What the Wildcats forgot, however, was the fact that their road trip consisted of two games this week. The USC Trojans, on the other hand, were well aware that there was a game on Wednesday night. With a 89-78 loss, Arizona’s hope for a Pac-12 Championship is shot in the dark (Oregon will not lose more than one game to Oregon State at home, Colorado and Utah on the road). The #2 seed is all but gone as well.
Simply put, Arizona came out flat and never rose to the occasion, expecting to play the team they destroyed earlier this season 74-50 and looking ahead to the Bruins. But the USC of late is a different team; since firing Kevin O’Neal, the Trojans have gone 6-5 can be much more explosive if you take them for granted. Arizona did jus that, allowing USC to shoot an absurd 61% from the field and 60% from long range. Despite coughing up 17 turnovers, the Trojans scored 89 points and won by a comfortable eleven. True, USC’s shooting was hot, but the amount of open and easy shots they had due to Arizona’s poor defense was embarrassing.
It is hard to admit, but Arizona was out-coached as well.
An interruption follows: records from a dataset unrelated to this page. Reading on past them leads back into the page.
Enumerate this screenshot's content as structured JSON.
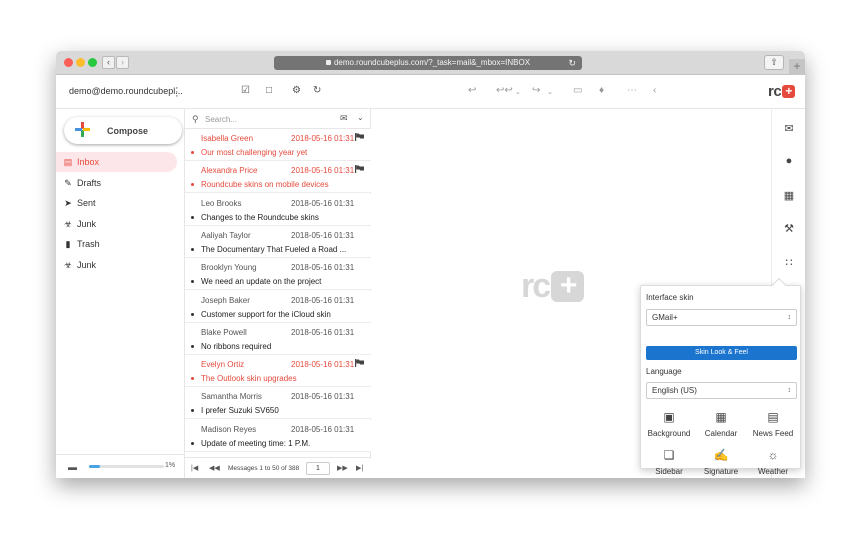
{
  "browser": {
    "url": "demo.roundcubeplus.com/?_task=mail&_mbox=INBOX",
    "back_icon": "chevron-left-icon",
    "forward_icon": "chevron-right-icon",
    "new_tab_label": "+"
  },
  "header": {
    "account": "demo@demo.roundcubepl...",
    "logo_text": "rc",
    "logo_plus": "+",
    "icons": [
      "checkbox-icon",
      "comment-icon",
      "gear-icon",
      "refresh-icon",
      "reply-icon",
      "reply-all-icon",
      "forward-icon",
      "trash-icon",
      "tag-icon",
      "more-icon",
      "back-icon"
    ]
  },
  "sidebar": {
    "compose_label": "Compose",
    "folders": [
      {
        "label": "Inbox",
        "icon": "inbox-icon",
        "active": true
      },
      {
        "label": "Drafts",
        "icon": "pencil-icon",
        "active": false
      },
      {
        "label": "Sent",
        "icon": "send-icon",
        "active": false
      },
      {
        "label": "Junk",
        "icon": "junk-icon",
        "active": false
      },
      {
        "label": "Trash",
        "icon": "trash-icon",
        "active": false
      },
      {
        "label": "Junk",
        "icon": "junk-icon",
        "active": false
      }
    ],
    "quota_percent": "1%",
    "quota_fraction": 0.15
  },
  "messages": {
    "search_placeholder": "Search...",
    "items": [
      {
        "from": "Isabella Green",
        "date": "2018-05-16 01:31",
        "subject": "Our most challenging year yet",
        "flagged": true
      },
      {
        "from": "Alexandra Price",
        "date": "2018-05-16 01:31",
        "subject": "Roundcube skins on mobile devices",
        "flagged": true
      },
      {
        "from": "Leo Brooks",
        "date": "2018-05-16 01:31",
        "subject": "Changes to the Roundcube skins",
        "flagged": false
      },
      {
        "from": "Aaliyah Taylor",
        "date": "2018-05-16 01:31",
        "subject": "The Documentary That Fueled a Road ...",
        "flagged": false
      },
      {
        "from": "Brooklyn Young",
        "date": "2018-05-16 01:31",
        "subject": "We need an update on the project",
        "flagged": false
      },
      {
        "from": "Joseph Baker",
        "date": "2018-05-16 01:31",
        "subject": "Customer support for the iCloud skin",
        "flagged": false
      },
      {
        "from": "Blake Powell",
        "date": "2018-05-16 01:31",
        "subject": "No ribbons required",
        "flagged": false
      },
      {
        "from": "Evelyn Ortiz",
        "date": "2018-05-16 01:31",
        "subject": "The Outlook skin upgrades",
        "flagged": true
      },
      {
        "from": "Samantha Morris",
        "date": "2018-05-16 01:31",
        "subject": "I prefer Suzuki SV650",
        "flagged": false
      },
      {
        "from": "Madison Reyes",
        "date": "2018-05-16 01:31",
        "subject": "Update of meeting time: 1 P.M.",
        "flagged": false
      }
    ],
    "pager_text": "Messages 1 to 50 of 388",
    "page_number": "1"
  },
  "content": {
    "watermark_text": "rc",
    "watermark_plus": "+"
  },
  "rightbar": {
    "icons": [
      "mail-icon",
      "contacts-icon",
      "calendar-icon",
      "wrench-icon",
      "apps-grid-icon"
    ]
  },
  "popover": {
    "interface_skin_label": "Interface skin",
    "skin_value": "GMail+",
    "look_feel_button": "Skin Look & Feel",
    "language_label": "Language",
    "language_value": "English (US)",
    "options": [
      {
        "label": "Background",
        "icon": "image-icon"
      },
      {
        "label": "Calendar",
        "icon": "calendar-icon"
      },
      {
        "label": "News Feed",
        "icon": "newspaper-icon"
      },
      {
        "label": "Sidebar",
        "icon": "sidebar-icon"
      },
      {
        "label": "Signature",
        "icon": "signature-pen-icon"
      },
      {
        "label": "Weather",
        "icon": "sun-icon"
      }
    ]
  },
  "colors": {
    "accent": "#e64a3c",
    "active_bg": "#fde6e9",
    "button_blue": "#1b75cf"
  }
}
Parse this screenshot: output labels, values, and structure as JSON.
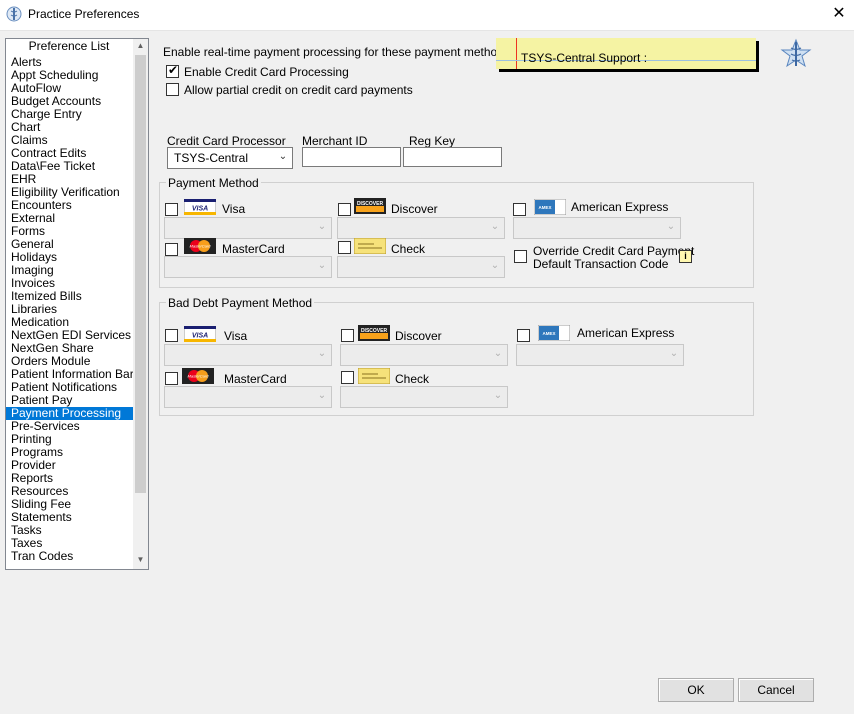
{
  "window": {
    "title": "Practice Preferences",
    "close_symbol": "✕"
  },
  "pref_list": {
    "header": "Preference List",
    "items": [
      "Alerts",
      "Appt Scheduling",
      "AutoFlow",
      "Budget Accounts",
      "Charge Entry",
      "Chart",
      "Claims",
      "Contract Edits",
      "Data\\Fee Ticket",
      "EHR",
      "Eligibility Verification",
      "Encounters",
      "External",
      "Forms",
      "General",
      "Holidays",
      "Imaging",
      "Invoices",
      "Itemized Bills",
      "Libraries",
      "Medication",
      "NextGen EDI Services",
      "NextGen Share",
      "Orders Module",
      "Patient Information Bar",
      "Patient Notifications",
      "Patient Pay",
      "Payment Processing",
      "Pre-Services",
      "Printing",
      "Programs",
      "Provider",
      "Reports",
      "Resources",
      "Sliding Fee",
      "Statements",
      "Tasks",
      "Taxes",
      "Tran Codes"
    ],
    "selected": "Payment Processing"
  },
  "realtime": {
    "heading": "Enable real-time payment processing for these payment methods",
    "enable_cc_label": "Enable Credit Card Processing",
    "enable_cc_checked": true,
    "partial_credit_label": "Allow partial credit on credit card payments",
    "partial_credit_checked": false
  },
  "support_note": {
    "text": "TSYS-Central Support :"
  },
  "processor": {
    "cc_processor_label": "Credit Card Processor",
    "cc_processor_value": "TSYS-Central",
    "merchant_id_label": "Merchant ID",
    "merchant_id_value": "",
    "reg_key_label": "Reg Key",
    "reg_key_value": ""
  },
  "payment_method": {
    "title": "Payment Method",
    "visa": "Visa",
    "discover": "Discover",
    "amex": "American Express",
    "mastercard": "MasterCard",
    "check": "Check",
    "override_line1": "Override Credit Card Payment",
    "override_line2": "Default Transaction Code",
    "info_icon": "i"
  },
  "bad_debt": {
    "title": "Bad Debt Payment Method",
    "visa": "Visa",
    "discover": "Discover",
    "amex": "American Express",
    "mastercard": "MasterCard",
    "check": "Check"
  },
  "logos": {
    "visa": "VISA",
    "discover": "DISCOVER",
    "mastercard": "MasterCard",
    "amex": "AMEX"
  },
  "buttons": {
    "ok": "OK",
    "cancel": "Cancel"
  },
  "symbols": {
    "dropdown_arrow": "⌄",
    "scroll_up": "▲",
    "scroll_down": "▼",
    "checkmark": "✔"
  },
  "colors": {
    "selection": "#0078d7",
    "note_bg": "#f5f3a3"
  }
}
This is the second time this season a team that has already seen the Wildcats have made mince meat out of Sean Miller’s one dimensional man-to-man defense (remember Colorado?), and the formula is quite simple: 1. If your guards are athletic, fairly easily dribble past Arizona’s guards and attack the basket, 2. Once this works, make an easy lay-up or, if another defender takes you on to replace the guard you just blew by, pass to the open player the defender had to leave to commit to you for an easy bucket, 3. Once you have a steady amount of that going on, Arizona will over-commit to the lanes and leave the three ball as open as shooting practice, and 4. Sean Miller will then resort to some zone, but only a minimal amount, and it will be ineffective anyway because Arizona hasn’t implemented a zone all year.
The scariest fact of all: UCLA has already seen Arizona, and they had Arizona figured out the first time.